• [EXERCISE]: This exercise asks for the records to be retyped exactly as they read.

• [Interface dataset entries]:
####

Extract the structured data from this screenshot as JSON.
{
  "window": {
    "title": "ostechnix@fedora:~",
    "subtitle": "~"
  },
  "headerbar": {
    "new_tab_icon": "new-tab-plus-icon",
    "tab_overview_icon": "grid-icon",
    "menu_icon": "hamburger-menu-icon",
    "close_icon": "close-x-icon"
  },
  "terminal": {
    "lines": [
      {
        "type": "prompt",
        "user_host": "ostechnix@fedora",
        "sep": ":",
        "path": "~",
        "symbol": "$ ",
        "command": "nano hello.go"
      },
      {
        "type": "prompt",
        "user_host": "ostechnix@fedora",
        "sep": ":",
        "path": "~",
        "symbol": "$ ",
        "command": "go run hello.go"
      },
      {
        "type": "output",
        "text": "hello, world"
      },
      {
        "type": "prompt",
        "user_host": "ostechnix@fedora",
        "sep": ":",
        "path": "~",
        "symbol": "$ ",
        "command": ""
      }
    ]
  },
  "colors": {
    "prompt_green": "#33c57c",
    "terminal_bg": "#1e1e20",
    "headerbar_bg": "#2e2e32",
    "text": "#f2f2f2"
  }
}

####

• [TASK RESPONSE]:
Extract the structured data from this screenshot as JSON.
{
  "window": {
    "title": "ostechnix@fedora:~",
    "subtitle": "~"
  },
  "headerbar": {
    "new_tab_icon": "new-tab-plus-icon",
    "tab_overview_icon": "grid-icon",
    "menu_icon": "hamburger-menu-icon",
    "close_icon": "close-x-icon"
  },
  "terminal": {
    "lines": [
      {
        "type": "prompt",
        "user_host": "ostechnix@fedora",
        "sep": ":",
        "path": "~",
        "symbol": "$ ",
        "command": "nano hello.go"
      },
      {
        "type": "prompt",
        "user_host": "ostechnix@fedora",
        "sep": ":",
        "path": "~",
        "symbol": "$ ",
        "command": "go run hello.go"
      },
      {
        "type": "output",
        "text": "hello, world"
      },
      {
        "type": "prompt",
        "user_host": "ostechnix@fedora",
        "sep": ":",
        "path": "~",
        "symbol": "$ ",
        "command": ""
      }
    ]
  },
  "colors": {
    "prompt_green": "#33c57c",
    "terminal_bg": "#1e1e20",
    "headerbar_bg": "#2e2e32",
    "text": "#f2f2f2"
  }
}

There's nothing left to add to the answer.